Sheikh Jarrah: Part II

Prologue

A strong storm had been blowing through Jerusalem for two days. The road towards the Qalandiya checkpoint, to Ramallah, was flooded and so cars crawled along in queues as the rain hammered down. Police stood knee-deep in water as they ushered through the creeping cars.

I was on shift in Sheikh Jarrah that night. The street was devoid of life; the fire that normally burns in the street had been dragged under the gazebo next to the al-Kurd house, which is where I would spend the next sixteen hours. A group of internationals, Israelis and Palestinians huddled under the tarpaulin, choking on the smoke from the fire, huddled against the biting, piercing wind that howled through the gazebo. This was going to be a long night.

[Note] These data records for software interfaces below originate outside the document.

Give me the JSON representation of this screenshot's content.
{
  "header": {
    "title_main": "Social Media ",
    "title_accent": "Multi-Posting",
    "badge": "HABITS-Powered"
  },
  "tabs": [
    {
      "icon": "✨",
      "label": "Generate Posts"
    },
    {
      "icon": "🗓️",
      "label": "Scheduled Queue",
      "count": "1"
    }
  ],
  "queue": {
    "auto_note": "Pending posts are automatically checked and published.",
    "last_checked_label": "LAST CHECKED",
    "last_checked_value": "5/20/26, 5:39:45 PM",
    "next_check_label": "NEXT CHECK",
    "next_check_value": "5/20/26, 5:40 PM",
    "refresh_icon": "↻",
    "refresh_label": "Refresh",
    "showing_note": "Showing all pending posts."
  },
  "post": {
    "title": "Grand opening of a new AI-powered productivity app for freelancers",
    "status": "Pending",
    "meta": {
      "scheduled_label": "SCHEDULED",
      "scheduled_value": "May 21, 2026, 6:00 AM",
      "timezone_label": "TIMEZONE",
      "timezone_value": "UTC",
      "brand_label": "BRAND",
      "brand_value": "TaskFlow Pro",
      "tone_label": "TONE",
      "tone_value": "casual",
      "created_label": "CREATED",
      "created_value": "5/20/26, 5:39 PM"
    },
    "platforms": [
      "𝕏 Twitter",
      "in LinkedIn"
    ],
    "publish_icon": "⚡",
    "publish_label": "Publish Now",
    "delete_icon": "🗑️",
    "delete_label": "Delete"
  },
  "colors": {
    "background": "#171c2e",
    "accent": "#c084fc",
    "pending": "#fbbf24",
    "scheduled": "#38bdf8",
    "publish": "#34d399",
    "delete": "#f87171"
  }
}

At 3am I woke-up the luckless volunteer who had the next shift. Handing over the sodden blanket, I crawled into my ash-covered sleeping bag, sealing myself in as I shivered uncontrollably. I felt guilty from having dragged my comrade from her sleep, from inflicting this upon her; but as I lay on the make-shift bed, my contrition swiftly left me as my eyes found solace in the respite from my task.

As sufferers of Seasonal Affective Disorder become depressed during winter, I found that meteorological conditions would influence my feelings towards the settlers who inflicted this situation on us all. I had been sat around the fire on a pleasant night when they had thrown fire-crackers at us and could laugh this off. On more charitable nights I would try to engage them in discourse about their reasons for doing this, although become disillusioned when the only argument they can give is their “Biblical right”, or the “dreams that [their] people have had for generations”, for this land.

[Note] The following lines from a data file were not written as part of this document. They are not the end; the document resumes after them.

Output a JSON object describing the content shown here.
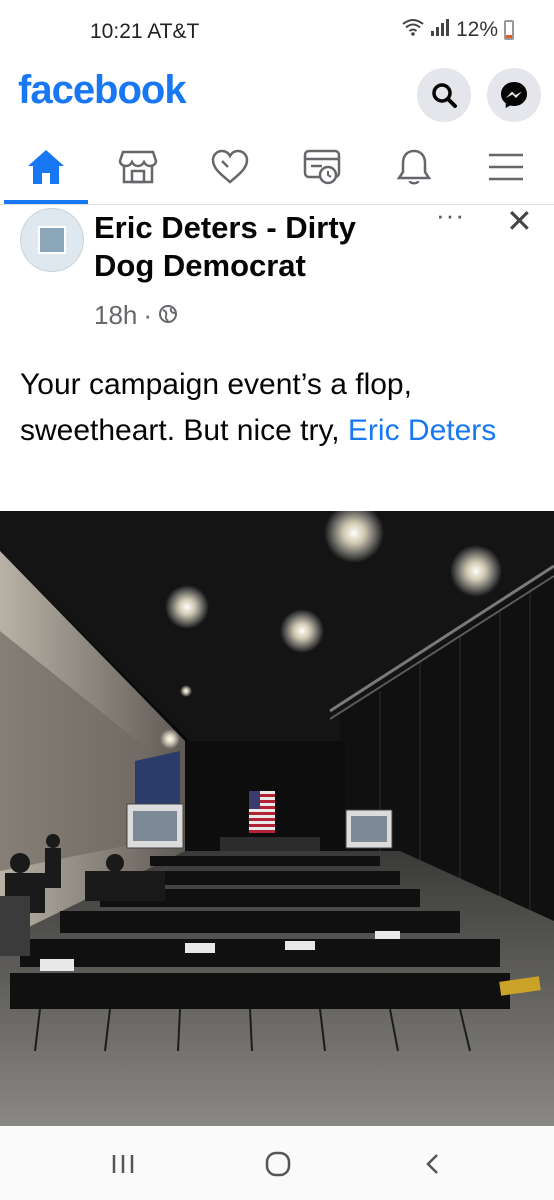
{
  "status_bar": {
    "time_carrier": "10:21 AT&T",
    "battery": "12%"
  },
  "header": {
    "logo": "facebook",
    "icons": [
      "search-icon",
      "messenger-icon"
    ],
    "brand_color": "#1877f2"
  },
  "nav_tabs": [
    {
      "icon": "home-icon",
      "active": true
    },
    {
      "icon": "marketplace-icon",
      "active": false
    },
    {
      "icon": "heart-icon",
      "active": false
    },
    {
      "icon": "watch-icon",
      "active": false
    },
    {
      "icon": "bell-icon",
      "active": false
    },
    {
      "icon": "menu-icon",
      "active": false
    }
  ],
  "post": {
    "author": "Eric Deters - Dirty Dog Democrat",
    "time": "18h",
    "separator": "·",
    "more": "···",
    "close": "✕",
    "text_before": "Your campaign event’s a flop, sweetheart. But nice try, ",
    "mention": "Eric Deters"
  },
  "system_nav": {
    "icons": [
      "recents-icon",
      "home-circle-icon",
      "back-icon"
    ]
  }
}
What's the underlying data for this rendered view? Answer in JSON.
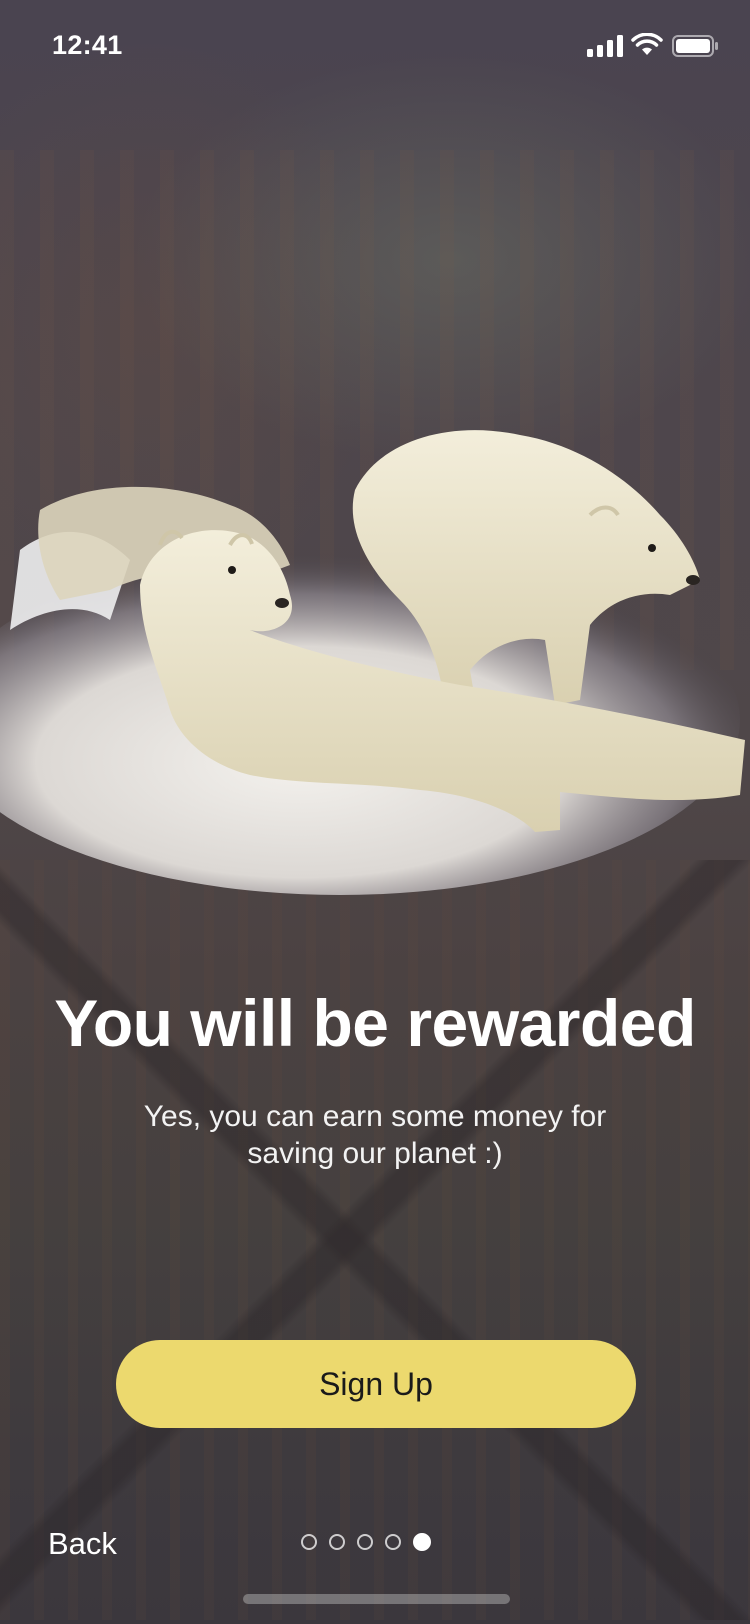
{
  "status_bar": {
    "time": "12:41"
  },
  "onboarding": {
    "headline": "You will be rewarded",
    "subtitle_line1": "Yes, you can earn some money for",
    "subtitle_line2": "saving our planet :)",
    "primary_button": "Sign Up",
    "back_label": "Back",
    "page_indicator": {
      "total": 5,
      "current": 5
    }
  },
  "colors": {
    "accent_button": "#ecd96e",
    "background": "#474148"
  },
  "icons": [
    "signal-icon",
    "wifi-icon",
    "battery-icon"
  ]
}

But during those long, cold, wet hours, my attitude towards them was as bitter as the night.

The Loss of Youth

A few days later, I was back in the neighbourhood. Clouds were still looming overhead but the rain had stopped. A small boy stood crying against a wall. This was the same boy who had been hit by a settler throwing a rock a couple of weeks before. Life takes a hard toll on the children of Sheikh Jarrah; the freedom and opportunities I had whilst growing up would not be afforded to this boy who has been forced out of his house by the government that is occupying his country.

That afternoon, I taught him to ride a bicycle. I jogged alongside him as he rode his brother’s two-wheeler up and down the street; he was laughing in delight the first time I let go. This is the sort of experience that youth should be composed of.

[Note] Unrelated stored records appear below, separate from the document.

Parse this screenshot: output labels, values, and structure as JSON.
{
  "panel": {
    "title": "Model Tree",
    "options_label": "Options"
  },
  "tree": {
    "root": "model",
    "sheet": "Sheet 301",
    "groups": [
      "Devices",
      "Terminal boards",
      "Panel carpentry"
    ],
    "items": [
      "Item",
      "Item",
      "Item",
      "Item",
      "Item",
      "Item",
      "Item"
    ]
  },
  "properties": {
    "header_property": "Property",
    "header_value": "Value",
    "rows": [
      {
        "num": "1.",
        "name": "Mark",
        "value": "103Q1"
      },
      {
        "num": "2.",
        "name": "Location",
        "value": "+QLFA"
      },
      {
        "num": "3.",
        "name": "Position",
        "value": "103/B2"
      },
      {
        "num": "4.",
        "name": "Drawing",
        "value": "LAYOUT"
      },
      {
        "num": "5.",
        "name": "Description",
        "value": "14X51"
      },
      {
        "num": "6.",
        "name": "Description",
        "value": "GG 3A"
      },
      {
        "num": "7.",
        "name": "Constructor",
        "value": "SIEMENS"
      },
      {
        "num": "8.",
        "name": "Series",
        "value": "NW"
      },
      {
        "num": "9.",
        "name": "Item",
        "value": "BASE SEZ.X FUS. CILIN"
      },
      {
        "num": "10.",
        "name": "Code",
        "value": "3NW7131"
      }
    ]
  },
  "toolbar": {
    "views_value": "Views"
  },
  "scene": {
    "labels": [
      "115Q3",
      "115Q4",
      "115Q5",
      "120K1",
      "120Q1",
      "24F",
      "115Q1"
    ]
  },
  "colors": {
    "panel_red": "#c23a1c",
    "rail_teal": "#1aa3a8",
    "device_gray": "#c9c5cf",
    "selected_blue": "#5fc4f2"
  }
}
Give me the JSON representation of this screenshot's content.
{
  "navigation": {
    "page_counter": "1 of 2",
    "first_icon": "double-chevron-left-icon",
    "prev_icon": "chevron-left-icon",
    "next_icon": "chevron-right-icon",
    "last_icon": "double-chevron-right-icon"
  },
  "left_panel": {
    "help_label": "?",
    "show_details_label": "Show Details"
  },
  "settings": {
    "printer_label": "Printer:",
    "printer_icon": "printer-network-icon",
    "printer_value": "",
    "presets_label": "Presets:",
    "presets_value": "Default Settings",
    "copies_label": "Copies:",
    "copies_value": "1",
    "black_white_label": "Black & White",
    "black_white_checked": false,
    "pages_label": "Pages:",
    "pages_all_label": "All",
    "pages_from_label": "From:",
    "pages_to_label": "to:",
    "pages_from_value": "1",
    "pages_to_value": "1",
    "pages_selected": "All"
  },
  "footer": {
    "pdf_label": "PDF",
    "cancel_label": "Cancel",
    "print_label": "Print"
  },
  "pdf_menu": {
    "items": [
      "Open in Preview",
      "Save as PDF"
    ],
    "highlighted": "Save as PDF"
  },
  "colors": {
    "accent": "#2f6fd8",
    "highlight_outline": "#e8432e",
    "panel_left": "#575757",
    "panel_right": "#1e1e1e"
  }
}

That evening was the weekly community dinner in Sheikh Jarrah. Families arrived with steaming plates of food and the street was filled with a sense of joviality as Palestinians sampled western cooking and we gorged on their local delicacies. Sydney, an ISM volunteer, has established the tradition of these weekly get-togethers, and the atmosphere she had installed in the street was amazing as Palestinians, Israelis and internationals all had a small party.

We had been playing football in the street when the Israeli police showed up. Waving their rifles around, the game was to be quickly disbanded. They first claimed that it constituted an “illegal demonstration”, and later cited that it “wasn’t safe” with the traffic. Virtually the only traffic this cul-de-sac receives is their frequent patrols. One man was arrested as he threw a football, thus ruining another young life. The police tried to arrest another young boy, but we weren’t about to let them ruin another. He was smuggled away.

When I was little, one particular neighbour would often complain when my friend and I would play football in the street; I suppose he feared for his car, or his windows. But he would shoo us off and we would play elsewhere. End of story.

Here, this little distraction from the daily threat of eviction received no complaint from the neighbours. Instead, the Israeli police were waving around loaded rifles and threatening arrest as they violently disbanded the game.

With children growing up in this kind of environment, is it any surprise that they become disaffected and turn to more desperate means of struggle? And Israeli force in the West Bank is relatively “civilised” compared to the stories that come out of Gaza. Israel must be conscious of what they are doing, so are they actively trying to create a further generation of resistance?